People with existing Google accounts were prompted to opt in to the tracking via requests with titles like "Some new features for your Google account," ProPublica said.
"The 'new features' received little scrutiny at the time," ProPublica's Julia Angwin wrote in the report. She pointed to multiple reports in the media in summer that tended to describe the change more as giving users better control over data on them collected by Google than as a privacy threat.
Google's new policy eliminates a provision that has existed since the company acquired ad services firm DoubleClick in 2007. DoubleClick tracks the online browsing habits of internet users and maintains one of the largest databases of consumer online behavior in the industry.
After Google acquired DoubleClick for more than $3 billion, the company announced that it would not combine data from the DoubleClick database with personally identifiable information (PII) gathered from Gmail and other Google accounts. The company abided by that promise until earlier this year, when it literally struck through the provision to keep DoubleClick data separate from personal data, ProPublica said.
In its place, Google put in new language announcing that going forward data about a user's browsing habits may be combined with personal information. The company positioned the change as giving it a way to deliver more personalized services and ads to users based on their internet browsing habits.

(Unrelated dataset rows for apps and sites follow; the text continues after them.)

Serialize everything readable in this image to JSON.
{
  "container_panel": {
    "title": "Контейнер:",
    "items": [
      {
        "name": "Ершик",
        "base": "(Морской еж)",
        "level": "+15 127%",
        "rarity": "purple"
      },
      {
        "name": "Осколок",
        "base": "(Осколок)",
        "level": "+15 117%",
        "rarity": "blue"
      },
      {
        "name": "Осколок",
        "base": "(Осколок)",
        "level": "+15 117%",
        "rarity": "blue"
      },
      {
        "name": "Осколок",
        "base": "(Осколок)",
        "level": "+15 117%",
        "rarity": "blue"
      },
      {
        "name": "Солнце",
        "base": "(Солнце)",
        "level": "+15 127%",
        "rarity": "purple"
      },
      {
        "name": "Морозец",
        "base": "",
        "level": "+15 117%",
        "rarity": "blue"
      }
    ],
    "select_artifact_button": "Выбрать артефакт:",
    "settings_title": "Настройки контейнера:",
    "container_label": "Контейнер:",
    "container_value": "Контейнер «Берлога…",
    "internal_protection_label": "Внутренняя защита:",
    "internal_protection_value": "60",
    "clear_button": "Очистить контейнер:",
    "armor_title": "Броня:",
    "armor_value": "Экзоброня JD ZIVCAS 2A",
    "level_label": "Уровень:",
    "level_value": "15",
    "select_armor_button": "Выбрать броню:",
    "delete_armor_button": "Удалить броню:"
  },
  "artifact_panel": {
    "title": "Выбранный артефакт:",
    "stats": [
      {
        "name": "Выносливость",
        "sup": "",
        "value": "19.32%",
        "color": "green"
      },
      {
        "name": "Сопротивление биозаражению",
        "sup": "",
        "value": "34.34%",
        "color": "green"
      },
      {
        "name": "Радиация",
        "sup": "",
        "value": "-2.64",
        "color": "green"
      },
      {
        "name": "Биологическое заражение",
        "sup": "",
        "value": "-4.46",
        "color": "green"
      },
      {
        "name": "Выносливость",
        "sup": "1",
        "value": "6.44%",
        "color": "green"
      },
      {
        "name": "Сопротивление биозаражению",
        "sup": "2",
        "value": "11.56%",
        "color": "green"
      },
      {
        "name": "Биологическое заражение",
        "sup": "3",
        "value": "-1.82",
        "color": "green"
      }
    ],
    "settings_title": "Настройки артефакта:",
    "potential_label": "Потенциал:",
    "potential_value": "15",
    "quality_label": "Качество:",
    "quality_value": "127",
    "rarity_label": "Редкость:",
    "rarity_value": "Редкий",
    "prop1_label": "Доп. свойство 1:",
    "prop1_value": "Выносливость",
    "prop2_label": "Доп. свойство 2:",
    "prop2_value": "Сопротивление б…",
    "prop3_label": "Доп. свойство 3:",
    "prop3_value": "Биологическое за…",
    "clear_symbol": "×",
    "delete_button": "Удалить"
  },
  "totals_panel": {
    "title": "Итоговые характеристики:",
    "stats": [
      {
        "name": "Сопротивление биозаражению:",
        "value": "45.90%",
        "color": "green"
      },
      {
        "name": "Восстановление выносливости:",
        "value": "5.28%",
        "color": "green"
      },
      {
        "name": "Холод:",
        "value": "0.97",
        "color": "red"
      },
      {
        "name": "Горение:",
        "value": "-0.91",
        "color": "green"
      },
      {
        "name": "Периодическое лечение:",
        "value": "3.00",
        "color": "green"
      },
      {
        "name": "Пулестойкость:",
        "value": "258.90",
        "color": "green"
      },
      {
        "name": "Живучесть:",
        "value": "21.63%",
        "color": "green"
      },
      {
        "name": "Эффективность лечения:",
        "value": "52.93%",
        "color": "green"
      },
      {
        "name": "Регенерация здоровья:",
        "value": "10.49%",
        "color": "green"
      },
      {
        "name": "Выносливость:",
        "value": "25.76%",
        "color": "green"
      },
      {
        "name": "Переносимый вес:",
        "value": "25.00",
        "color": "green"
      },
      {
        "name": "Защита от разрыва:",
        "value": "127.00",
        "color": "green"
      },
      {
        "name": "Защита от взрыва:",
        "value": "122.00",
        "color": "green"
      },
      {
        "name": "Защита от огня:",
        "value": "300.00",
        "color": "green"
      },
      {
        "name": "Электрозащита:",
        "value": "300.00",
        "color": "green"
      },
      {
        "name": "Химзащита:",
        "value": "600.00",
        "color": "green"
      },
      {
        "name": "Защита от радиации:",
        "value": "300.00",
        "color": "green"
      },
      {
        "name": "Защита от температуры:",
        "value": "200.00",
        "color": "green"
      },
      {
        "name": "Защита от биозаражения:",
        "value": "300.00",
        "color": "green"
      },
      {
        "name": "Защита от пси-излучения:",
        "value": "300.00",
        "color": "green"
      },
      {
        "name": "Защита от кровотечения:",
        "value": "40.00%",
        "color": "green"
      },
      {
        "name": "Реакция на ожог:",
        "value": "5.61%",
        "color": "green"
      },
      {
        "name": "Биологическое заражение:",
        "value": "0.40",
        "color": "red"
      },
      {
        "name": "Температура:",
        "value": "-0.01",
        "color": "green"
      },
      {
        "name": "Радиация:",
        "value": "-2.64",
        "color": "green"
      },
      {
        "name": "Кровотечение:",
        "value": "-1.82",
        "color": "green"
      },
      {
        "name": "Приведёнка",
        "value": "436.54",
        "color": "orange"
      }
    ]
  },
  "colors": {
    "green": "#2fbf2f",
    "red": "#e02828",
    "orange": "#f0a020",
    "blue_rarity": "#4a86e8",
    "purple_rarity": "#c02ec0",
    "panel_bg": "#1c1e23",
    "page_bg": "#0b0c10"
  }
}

"The practical result of the change is that the DoubleClick ads that follow people around on the web may now be customized to them based on … name and other information Google knows about you," Angwin said.
It gives Google a way to build a comprehensive profile of individuals along with their names based on the search they conduct on Google, the sites they visit, the ads they click on and other online behavior. The change marks a major shift in direction for Google and further erodes privacy for internet users, the ProPublica report noted.
In comments to ProPublica, a company spokeswoman ascribed Google's new stance to the smartphone revolution. The manner in which people apparently access and use Google today from multiple devices necessitated a change in privacy policies, ProPublica quoted the spokeswoman as saying in a statement.
The statement, which ProPublica posted in its entirety, goes on to note that Google gave users ample and clear notice of the policy change in addition to new tools for controlling or deleting the data Google has on them.
In response to a request for comment from eWEEK, a Google spokeswoman downplayed the ProPublica report and said the changes mentioned in it had been previously announced and covered widely in the media, including in eWEEK.
The tracking is only done when users opt in to it. Nothing will change for users who choose not to opt in, the statement said. "These changes are opt-in—if users do not enable these, their experience will not change," she said.
Users can opt out of the tracking by visiting the Activity controls page for their Google account and unchecking the box next to the option asking for permission to include Chrome browsing history and activity with applications that use Google services, ProPublica said in its report.